Here in California, we’re taking the lead for clean water by focusing on protecting the health of our most vulnerable residents, first: The leading factor in living next to a source of dirty water is a person’s race, and when combined with income inequality, you’ll find California to be home to some of the nation’s starkest divides between its most fortunate residents, and its least.
Here’s what we’re working on for clean water, right now, to protect the health of all Californians…
Funding safe drinking water for everyone: After over a decade of work by Clean Water Action and allies, the legislature passed a Safe and Affordable Drinking Water Fund that provides more than $1.4 billion over the next decade to pay for safe drinking water projects, including emergency water supplies, consolidation of unsustainable small water systems and operation and maintenance cost systems in low-income communities in every part of our state. We will work to make sure that the implementation of the Fund results in safe and affordable drinking water solutions for the over one million Californians who lack access to safe drinking water.
Fighting ruthless profiteering by the oil and gas industry: We’re running community organizing efforts in Kern County to combat the negative, years-long impacts of ruthless profiteering by the oil and gas industry down there. We’re also backing a host of regulatory work to ensure that residents are kept safe, including new legislation to force the industry to be more transparent. Read more on our oil and gas page.
Keeping toxics out of our food and water: In 2017, after years of work, we finally got regulators to pass a limit on the cancer-causing chemical, TCP. We’re working to protect the interests of people fishing for food in the Bay, and to keep pharmaceuticals and HexChrome out of the water. Click here for more about our work for safer chemicals for California. As a result of our advocacy, the San Francisco Bay Water Quality Control Board will start collecting data on fishing practices in the Bay in order to designate subsistence fishing and tribal cultural uses as beneficial uses of the bay. This designation means that bay cleanup plans will ultimately protect subsistence fishers, who fish in San Francisco Bay out of economic need or cultural tradition.
Sustaining groundwater for communities: Groundwater is a big part of California’s water supply, especially in drought years, when it makes up nearly 2/3 of the water we use. That’s why, in 2014, we worked to pass the Sustainable Groundwater Management Act, the first law of its kind in the country, which requires the creation of local agencies and the involvement of the community in decisions about how their groundwater is managed. This isn’t just about those who have been over-pumping California’s groundwater for years, but every basin that we rely on for water in wet years and dry. You can read find out more about this work on our CaGroundwater.org microsite.
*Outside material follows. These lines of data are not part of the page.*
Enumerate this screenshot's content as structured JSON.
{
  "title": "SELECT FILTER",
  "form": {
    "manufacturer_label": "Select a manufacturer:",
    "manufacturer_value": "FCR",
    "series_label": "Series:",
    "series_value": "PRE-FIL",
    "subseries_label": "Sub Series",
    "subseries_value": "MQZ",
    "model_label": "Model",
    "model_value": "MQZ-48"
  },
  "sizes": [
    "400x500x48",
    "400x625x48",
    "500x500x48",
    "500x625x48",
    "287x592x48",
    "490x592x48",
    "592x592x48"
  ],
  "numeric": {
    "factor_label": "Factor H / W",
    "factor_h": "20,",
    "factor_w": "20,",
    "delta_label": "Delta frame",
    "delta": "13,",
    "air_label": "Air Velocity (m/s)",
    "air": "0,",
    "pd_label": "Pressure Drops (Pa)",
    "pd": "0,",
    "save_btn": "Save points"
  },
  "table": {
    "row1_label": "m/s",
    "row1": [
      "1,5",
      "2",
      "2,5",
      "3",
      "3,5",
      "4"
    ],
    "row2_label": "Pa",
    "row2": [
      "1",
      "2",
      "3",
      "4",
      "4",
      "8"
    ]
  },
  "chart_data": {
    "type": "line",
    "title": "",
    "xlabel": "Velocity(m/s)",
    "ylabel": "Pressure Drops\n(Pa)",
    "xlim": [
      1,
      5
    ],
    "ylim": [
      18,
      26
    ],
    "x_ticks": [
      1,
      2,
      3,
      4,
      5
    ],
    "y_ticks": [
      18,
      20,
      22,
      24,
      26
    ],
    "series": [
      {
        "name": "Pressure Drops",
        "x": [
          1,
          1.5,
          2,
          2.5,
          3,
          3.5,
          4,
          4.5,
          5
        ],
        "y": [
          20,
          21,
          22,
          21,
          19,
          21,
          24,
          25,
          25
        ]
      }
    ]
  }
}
Fighting plastic and waste pollution by ReThinking Disposable: The average small business saves $4,000 in packaging costs and reduces 2,000lbs in waste by going through our ReThink Disposable program. We’ve partnered with small businesses, local governments, and major institutions across California. We transitioned 80 of the 300 Alameda food businesses to reusables. Given our data from the 21 Alameda businesses who tracked packaging reduction metrics, we project that the “Unpackaging Alameda” Project will eliminate 6,199,840 pieces of single use food ware annually, preventing 32.34 tons of waste, and collectively saving businesses $139,231 a year. Find out more about our ReThink Disposable campaign here.
Empowering a new generation of environmental justice leaders: In East Oakland, Clean Water Action’s East Bay organizer Sheila Islam helps Madison Park High School students, who are directly impacted by environmental injustice, become more engaged in local environmental action and politics. In 2018, Sheila co-taught a class in which students learned about issues ranging from gentrification to environmental racism and participated in a creek restoration project for a nearby creek.
Knocking on doors, and pounding the phones: Clean Water Action’s California office is home to a proud canvass operation. Every day we knock on doors and phone our members to ensure support for our work.
There are plenty of ways to stay updated: Follow us on social media for regular updates and chances to take action, on our California Facebook page and our California Twitter Page. Thanks so much for your interest in Clean Water Action's work in California!